> _Assignment_: All lines in the records that carry the string "website" are to be shown.

Component data from apps and pages:
────────────────────

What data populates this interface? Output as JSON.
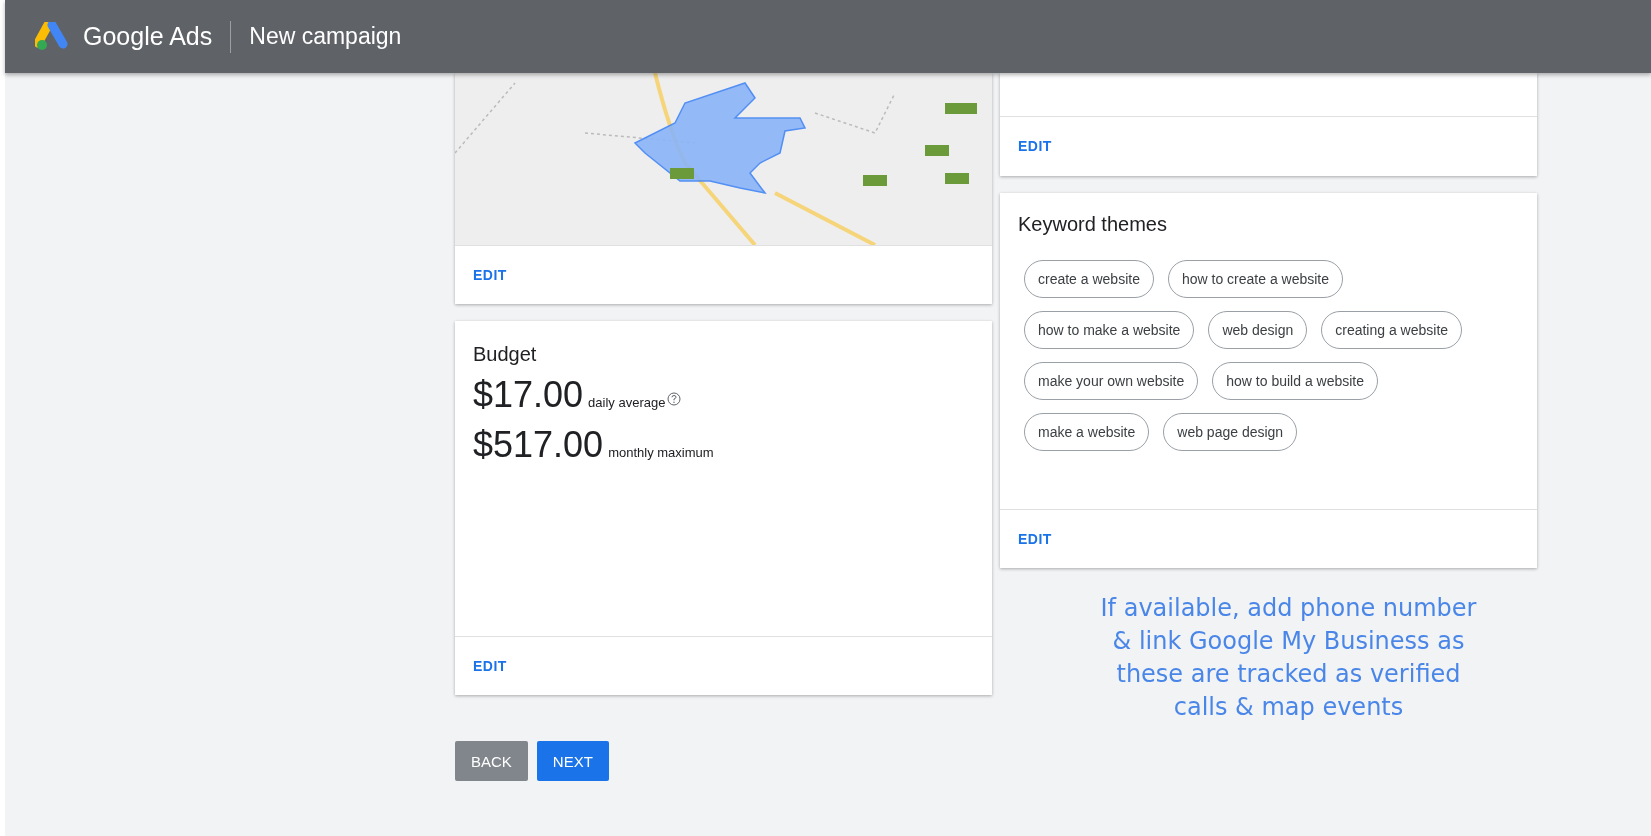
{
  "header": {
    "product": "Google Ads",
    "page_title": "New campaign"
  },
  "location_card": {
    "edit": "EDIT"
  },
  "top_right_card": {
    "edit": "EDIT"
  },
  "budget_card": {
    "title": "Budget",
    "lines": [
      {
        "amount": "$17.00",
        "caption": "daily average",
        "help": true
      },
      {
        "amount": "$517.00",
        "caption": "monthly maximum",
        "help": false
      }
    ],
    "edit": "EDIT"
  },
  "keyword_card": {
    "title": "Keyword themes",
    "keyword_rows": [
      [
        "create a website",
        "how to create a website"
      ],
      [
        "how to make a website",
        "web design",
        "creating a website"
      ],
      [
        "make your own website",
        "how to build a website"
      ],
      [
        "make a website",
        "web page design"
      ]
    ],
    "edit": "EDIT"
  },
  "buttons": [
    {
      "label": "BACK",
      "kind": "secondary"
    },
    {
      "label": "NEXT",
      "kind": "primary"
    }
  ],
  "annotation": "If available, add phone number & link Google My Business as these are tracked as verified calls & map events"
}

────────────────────

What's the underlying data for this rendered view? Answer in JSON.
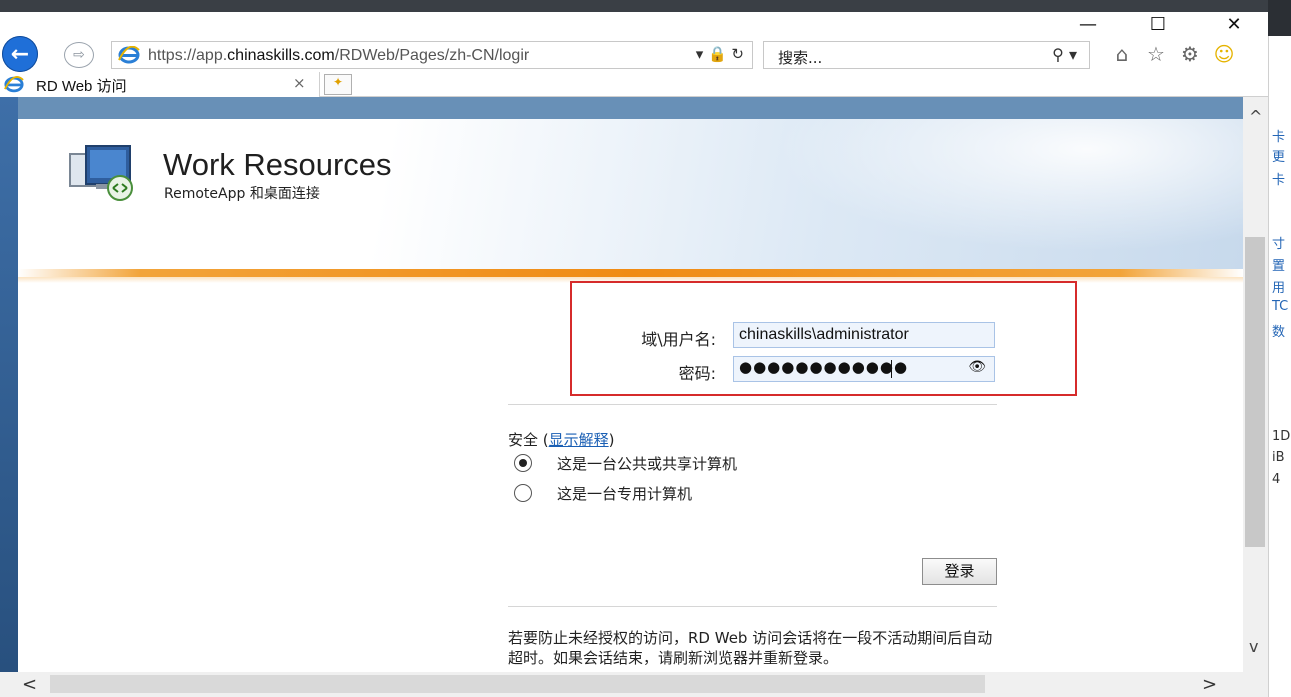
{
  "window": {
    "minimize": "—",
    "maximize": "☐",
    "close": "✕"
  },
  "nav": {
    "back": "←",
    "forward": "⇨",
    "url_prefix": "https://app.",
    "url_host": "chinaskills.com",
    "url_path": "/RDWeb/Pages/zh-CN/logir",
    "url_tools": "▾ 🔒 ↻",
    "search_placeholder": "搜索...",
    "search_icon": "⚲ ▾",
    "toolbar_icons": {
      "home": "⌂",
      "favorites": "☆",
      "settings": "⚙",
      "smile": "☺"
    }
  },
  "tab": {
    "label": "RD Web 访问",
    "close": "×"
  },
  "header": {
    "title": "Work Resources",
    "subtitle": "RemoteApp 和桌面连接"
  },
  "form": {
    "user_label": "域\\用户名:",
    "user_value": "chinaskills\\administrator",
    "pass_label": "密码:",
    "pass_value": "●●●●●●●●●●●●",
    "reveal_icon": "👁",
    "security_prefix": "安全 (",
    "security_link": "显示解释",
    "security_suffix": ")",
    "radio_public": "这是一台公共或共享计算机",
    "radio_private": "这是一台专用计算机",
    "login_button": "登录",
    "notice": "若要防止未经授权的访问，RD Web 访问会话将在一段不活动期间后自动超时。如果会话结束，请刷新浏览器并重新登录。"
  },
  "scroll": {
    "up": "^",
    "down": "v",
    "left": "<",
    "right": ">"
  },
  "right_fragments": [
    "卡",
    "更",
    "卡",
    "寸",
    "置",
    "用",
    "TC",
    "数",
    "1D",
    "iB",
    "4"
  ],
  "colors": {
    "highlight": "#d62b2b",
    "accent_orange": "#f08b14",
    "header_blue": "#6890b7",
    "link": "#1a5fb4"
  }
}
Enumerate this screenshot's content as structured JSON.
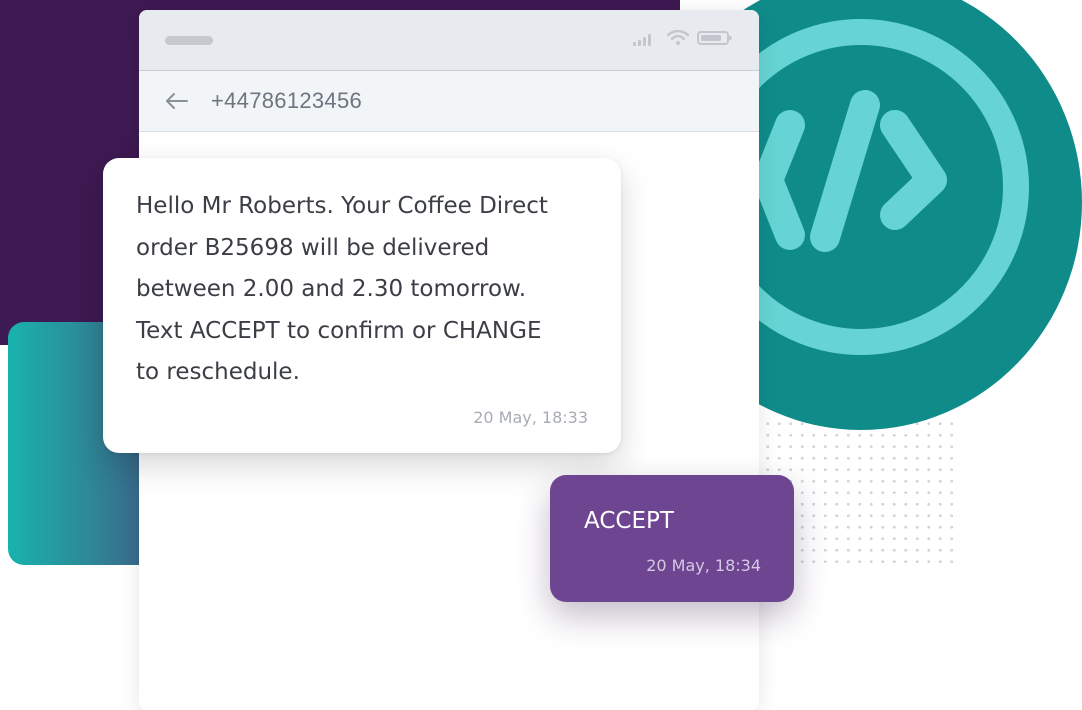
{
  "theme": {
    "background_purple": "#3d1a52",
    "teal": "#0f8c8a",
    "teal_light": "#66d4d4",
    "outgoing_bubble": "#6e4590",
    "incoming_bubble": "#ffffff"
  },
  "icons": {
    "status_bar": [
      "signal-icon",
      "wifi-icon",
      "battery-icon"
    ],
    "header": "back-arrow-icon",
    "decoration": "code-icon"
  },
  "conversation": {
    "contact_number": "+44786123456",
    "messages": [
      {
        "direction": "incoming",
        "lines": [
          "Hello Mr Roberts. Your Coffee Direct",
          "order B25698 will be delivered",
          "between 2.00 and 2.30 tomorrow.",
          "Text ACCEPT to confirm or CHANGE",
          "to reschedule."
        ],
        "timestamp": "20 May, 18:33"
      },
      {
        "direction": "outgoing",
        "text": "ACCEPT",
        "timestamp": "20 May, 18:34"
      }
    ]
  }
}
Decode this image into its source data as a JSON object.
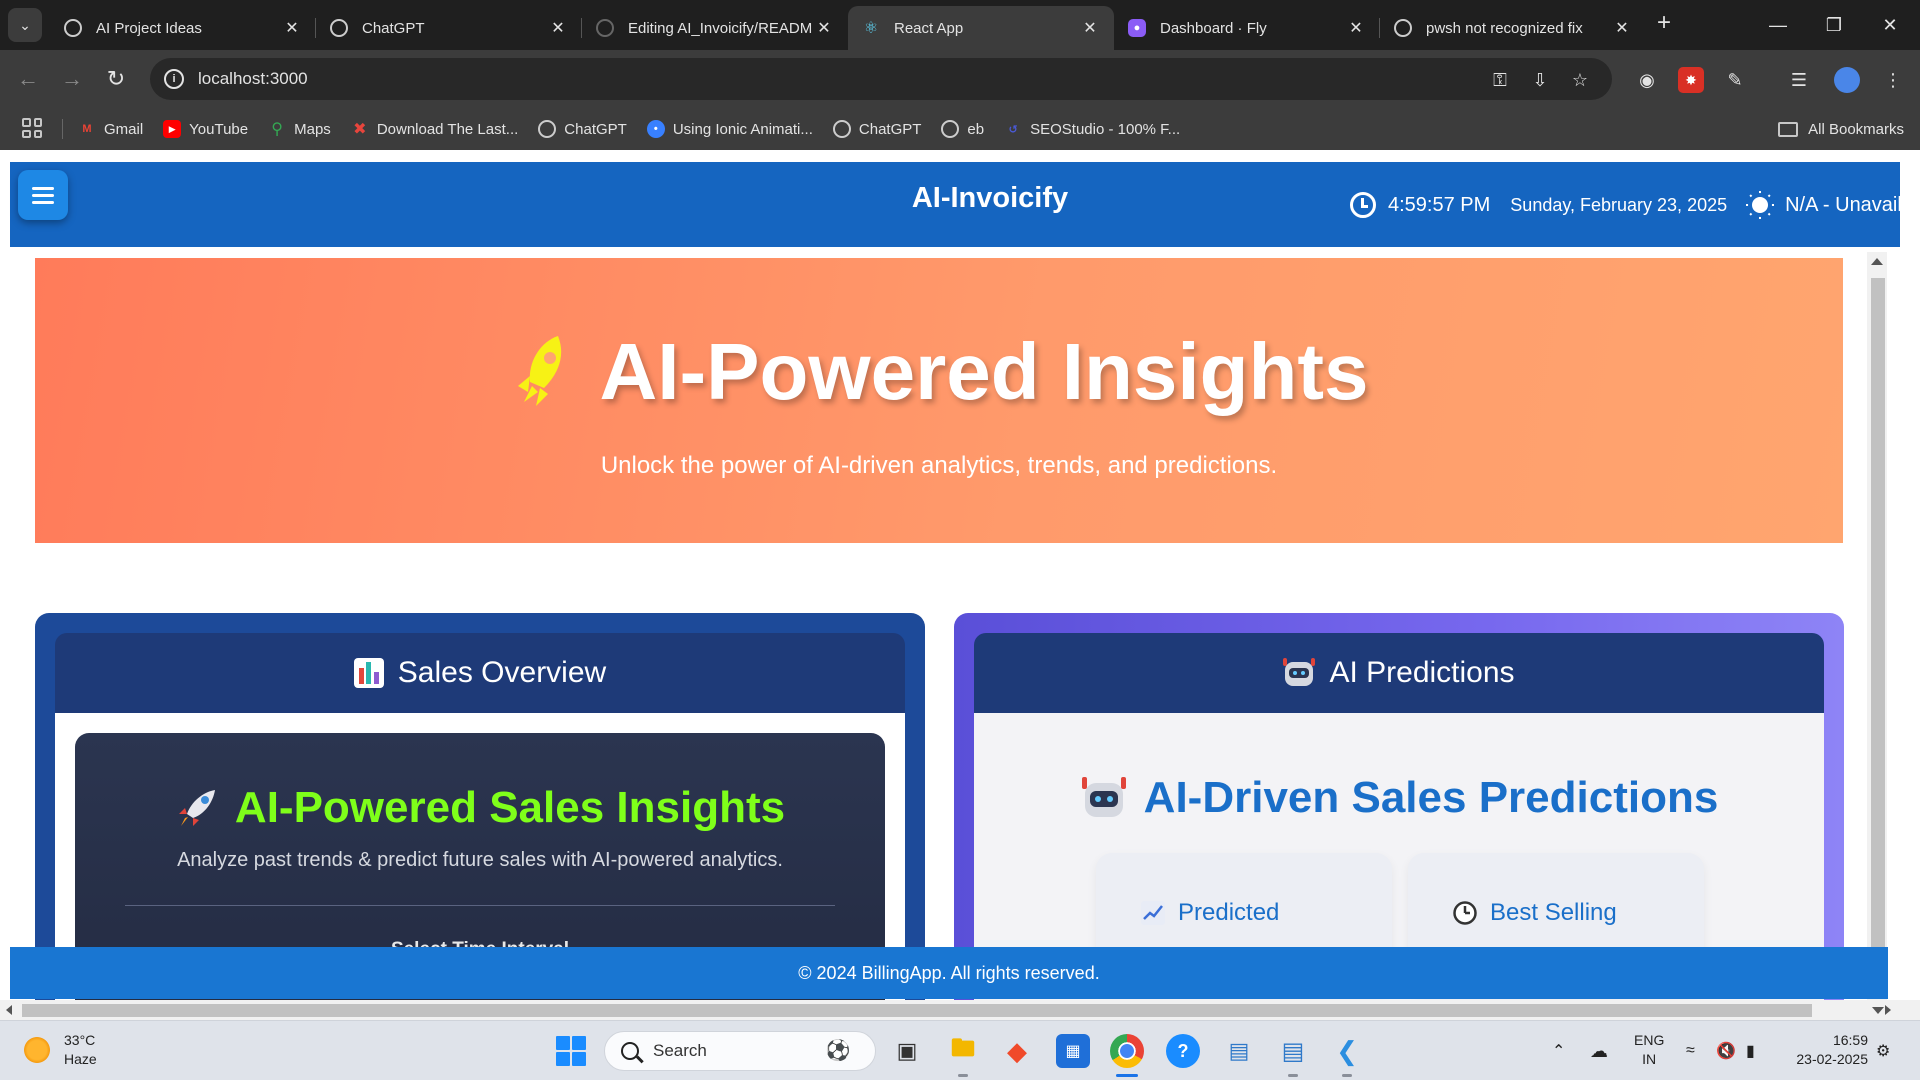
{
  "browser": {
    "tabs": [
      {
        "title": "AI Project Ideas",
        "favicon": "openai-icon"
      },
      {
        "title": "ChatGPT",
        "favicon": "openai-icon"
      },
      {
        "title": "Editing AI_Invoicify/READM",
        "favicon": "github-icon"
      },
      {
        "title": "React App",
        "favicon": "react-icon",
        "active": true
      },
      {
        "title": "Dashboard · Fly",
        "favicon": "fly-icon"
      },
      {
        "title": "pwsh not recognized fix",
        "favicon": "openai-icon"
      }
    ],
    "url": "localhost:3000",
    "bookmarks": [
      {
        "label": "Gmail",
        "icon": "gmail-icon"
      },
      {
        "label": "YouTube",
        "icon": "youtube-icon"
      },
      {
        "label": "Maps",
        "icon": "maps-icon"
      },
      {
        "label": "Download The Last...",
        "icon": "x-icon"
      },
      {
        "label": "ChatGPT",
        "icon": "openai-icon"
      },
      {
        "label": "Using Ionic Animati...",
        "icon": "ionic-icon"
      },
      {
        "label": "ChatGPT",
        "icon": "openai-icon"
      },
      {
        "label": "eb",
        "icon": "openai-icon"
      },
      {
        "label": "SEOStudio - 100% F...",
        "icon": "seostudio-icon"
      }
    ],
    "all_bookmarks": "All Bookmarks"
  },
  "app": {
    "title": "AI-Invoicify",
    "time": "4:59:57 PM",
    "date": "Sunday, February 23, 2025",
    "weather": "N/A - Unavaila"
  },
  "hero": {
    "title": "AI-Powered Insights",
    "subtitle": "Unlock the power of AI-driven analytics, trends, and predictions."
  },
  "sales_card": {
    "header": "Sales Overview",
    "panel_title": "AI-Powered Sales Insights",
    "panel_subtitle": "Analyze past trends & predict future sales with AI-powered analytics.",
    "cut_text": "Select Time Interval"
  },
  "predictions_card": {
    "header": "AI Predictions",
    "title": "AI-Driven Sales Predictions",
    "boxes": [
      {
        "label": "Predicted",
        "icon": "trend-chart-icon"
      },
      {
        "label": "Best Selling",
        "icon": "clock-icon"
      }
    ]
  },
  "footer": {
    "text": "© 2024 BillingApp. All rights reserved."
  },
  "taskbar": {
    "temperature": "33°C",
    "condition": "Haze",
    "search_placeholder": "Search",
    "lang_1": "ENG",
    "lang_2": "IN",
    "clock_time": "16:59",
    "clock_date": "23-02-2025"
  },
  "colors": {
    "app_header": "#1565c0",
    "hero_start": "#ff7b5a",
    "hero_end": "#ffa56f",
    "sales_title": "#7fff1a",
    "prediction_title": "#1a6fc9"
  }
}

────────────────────

> _Exercise solution_:
        "create a website",
        "how to create a website"
        "how to make a website",
        "creating a website"
        "make your own website",
        "how to build a website"
        "make a website",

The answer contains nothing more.